ALBANY — State regulators announced this week that they have cleared the first 15 companies to produce the edibles and other marijuana-derived products that will be sold by cannabis dispensaries when they open for sale.
There is still no specific target date for the start of legal retail sales of marijuana and its extracts for recreational use by adults.
The State Office of Cannabis Management is developing the regulatory framework for the new cannabis market and simultaneously trying to make it safe, have a positive economic impact and ensure social justice and fairness for the communities that , for decades, have borne the brunt of marijuana law enforcement efforts. .
But the state still expects the first dispensaries to be open by the end of this year.
To that end, it has issued licenses to 242 growers as of Monday. The next steps in the supply chain are processors, the first 15 of which the CMO was licensed on Monday; quality control testing laboratories, which will soon be able to apply for licenses; and the retail dispensaries themselves.

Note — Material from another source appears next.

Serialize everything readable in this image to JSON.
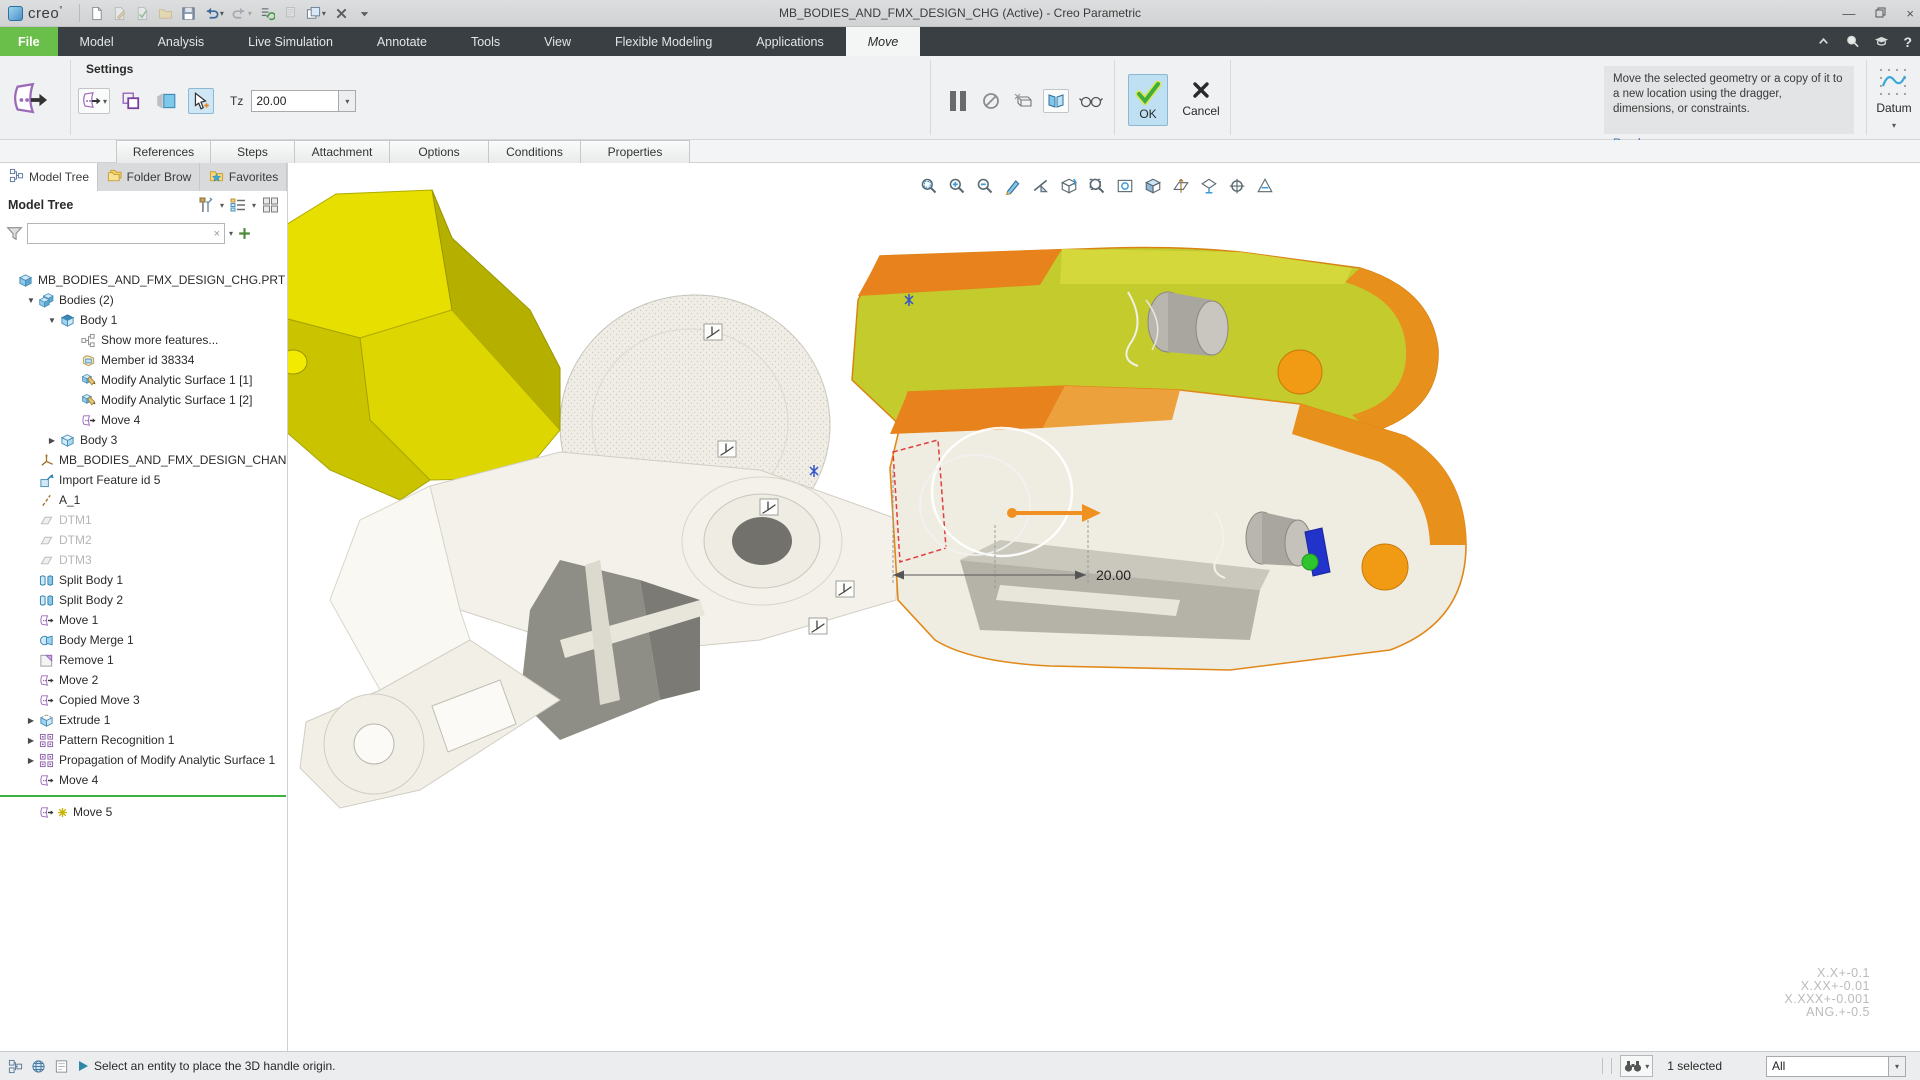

Five of the first 15 processor licenses were issued in or near the Capital Region: All In One Extracting & Product Manufacturing LLC in Schenectady County; Jenny’s Baked at Home Company LLC of Columbia County; Lunulata LLC and Phil Spinelli Farrier Service LLC in Albany County; and Veterans Holdings Inc. in Fulton County.
Veterans Holdings is a sister company to Veterans Hemp Market in Broadalbin.
Owner/founder/CEO Jason Ambrosino says it was a natural move for his company, which was founded to commercialize the therapeutic qualities of cannabidiol, or CBD, a compound in cannabis plants that doesn’t produce the tetrahydrocannabinol high. .
(The 15 processor licenses announced on Monday went to companies that already held cannabinoid hemp processor licenses.)
Ambrosino said the company was rooted in its own problems several years ago when an explosion in a combat zone caused the spine in the upper back and lower neck to shrink, leading to inflammation. nervous in arms and legs.
The pain became so intense and the drugs treating it were so strong that he was not functional on some days. The military fired him in 2014.
“Cannabis could have been the solution to all of this,” Ambrosino said.
Returning to civilian life after 10 years in uniform, he considers cannabis extracts as an alternative treatment. The results were immediate and ultimately led him to the business he operates today.
“The idea originally was that I was going to start Veterans Hemp Market with some of my buddies,” Ambrosino said. Instead, he runs it with his wife, Sonja, who is the general manager.
The company began CBD production and online sales in 2019, then opened its retail store in 2020, initially selling COVID protective gear rather than CBD.
Ambrosino said he is looking forward to the next step, selling adult recreational cannabis, but doesn’t know the exact path to take yet.
The state regulatory process is moving slowly, he said, and he can’t invest thousands of dollars in packaging, branding and marketing until state regulation for those things doesn’t. is not over.
Farmers are in a difficult position without a comprehensive plan in place to sell the crop, Ambrosino said. It’s less difficult for processors like him, he says, because he works with cannabis distillates, not the whole flower.
“When you break it all down, we’re cannabinoid preppers,” he said.
When it comes to the goals the state has in mind with its slow and steady market building process — social equity, a mentorship system, environmental sustainability, union work — Ambrosino is supportive.
“I think those are big goals. I appreciate what New York State is doing, they’re trying to do the right thing,” he said.
Some people are under the impression that the state designs an aircraft after takeoff.
If the social equity component of the cannabis program has a racial component, Ambrosino said, how easy will that be to satisfy in a 95 percent white county?
(The program is currently being designed and details will be available in the fall, according to the CMO.)
There are also the economic aspects of the program.
The risk of adding too many secondary points of interest to the recreational cannabis market, and then taxing it heavily, is that the retail cost of the products becomes prohibitive.
“That’s my concern,” Ambrosino said.